Federal officials are trying to clamp down on private arrangements among some hospitals to pay themselves back for the Medicaid taxes they’ve paid. State health officials and the influential hospital industry argue that regulators have no jurisdiction over the agreements.
State officials have promised to boost funding for California’s Medicaid program by $11.1 billion starting next year, with most of that money earmarked for higher payments to doctors, hospitals, and other providers. But the details have yet to be worked out, and powerful health industry groups are jockeying for position.
California Healthline journalists discuss the need to update personal information to maintain Medi-Cal coverage, why health finance experts caution against a sweeping hospital industry bailout, and more recent reporting.
California Healthline has learned that a coalition of doctors, hospitals, insurers, and community clinics want to lock in a tax on health insurance companies to draw in extra Medicaid funding. It also wants to make the tax permanent.

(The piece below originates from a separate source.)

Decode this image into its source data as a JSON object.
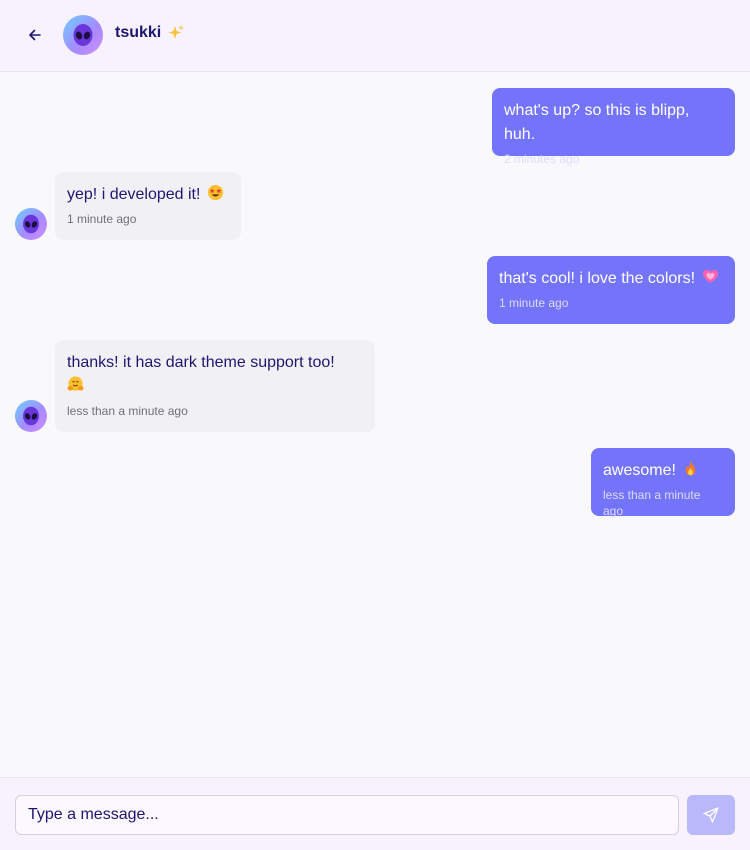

As hospitals squeeze Democratic leaders in Sacramento for more money, health care finance experts and former state officials warn against falling for the industry’s fear tactics. They point to healthy profits and a recession-era financing scheme that allows rich hospitals to take tax money from poorer ones.
Carolina Reyes, a physician who specializes in high-risk pregnancies, says providers and health systems have a role in tackling systemic racism. She’s also married to U.S. Health and Human Services Secretary Xavier Becerra.
A Medi-Cal patient illustrates how early schizophrenia treatments can yield big benefits. Advocates want California to expand such services to more people living with severe mental illness, which they argue will not only improve lives but also save money over time.
Gov. Gavin Newsom declared that California would cut ties with Walgreens after the company said it would not distribute abortion pills in some states. But federal rules make it difficult for the state to unwind its Medicaid prescription drug agreement, which paid Walgreens $1.5 billion last year.
Eli Lilly’s news that it plans to cut insulin costs for patients will help, not hinder, the recent efforts in California and by entrepreneurs such as Mark Cuban to offer lower-cost alternatives, drug pricing experts said.
Rather than simply reward top-performing facilities, the state’s Medicaid program will hand bonuses to nursing homes — even low-rated ones — for hiring more workers and reducing staff turnover.